Management takes in consideration many factors. A multidisciplinary approach with the renal physicians and cardiologists are required to ensure the best patient care.

Depending on the presentation, management may involve revascularisation of the renal artery. Revascularisation means improving the blood supply to the kidney. This is often performed with minimally invasive techniques with ballooning +/- stent however, much less commonly, open surgery may be required.

Mesenteric (Intestinal) Ischaemia

Mesenteric or Intestinal Ischaemia is the broad term used to describe conditions that interfere with the blood supply of the bowel. These can be classified as acute (sudden onset) or chronic, both of which are serious conditions associated with poor outcomes.

Acute syndromes include:

  • Mesenteric arterial embolism or thrombosis ie. occlusion of the artery to the bowel
  • Mesenteric venous thrombosis ie. occlusion of the vein draining the bowel
  • Non-occlusive mesenteric ischaemia

These are surgical emergencies and immediate presentation to the emergency department is warranted. These conditions present with sudden onset of severe constant abdominal pain that may be associated with vomiting, diarrhoea and fever.

Chronic syndromes include:

  • Mesenteric angina
  • Median Arcuate Syndrome

Mesenteric angina develops over time and is a result of marked reduced blood supply to the bowel due to atherosclerotic plaque causing narrowings and occlusions in the arteries. The bowel usually has an extensive collateral blood supply but even this can be exhausted.

The clinical hallmark of this condition is fear of food with abdominal pain that develops approximately 30 minutes after eating. The typical patient is usually female, heavy smoker who avoids food with profound weight loss. Often these patients have been extensively investigated for possibility of malignancy or psychiatric illness.

Diagnosis is confirmed with duplex ultrasound. If confirmed, further imaging with CT-Angiography or MR-Angiography or formal angiogram is performed to plan revascularisation. Surgical intervention is aimed to improve the blood supply to the bowel (revascularisation). Options include minimally invasive techniques (balloon +/- stent) or less commonly, open surgery.

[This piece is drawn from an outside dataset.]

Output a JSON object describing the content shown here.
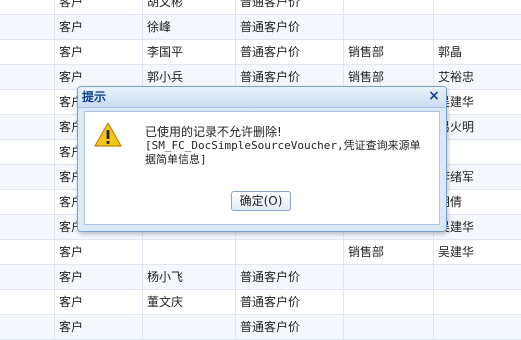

Median Arcuate Syndrome occurs due to compression of the coeliac artery (artery of the foregut) by fibres of the diaphragm. This may more rarely affect the superior mesenteric artery (artery of the midgut). Treatment is by division of some of diaphragmatic fibres with or without the need to repair the artery.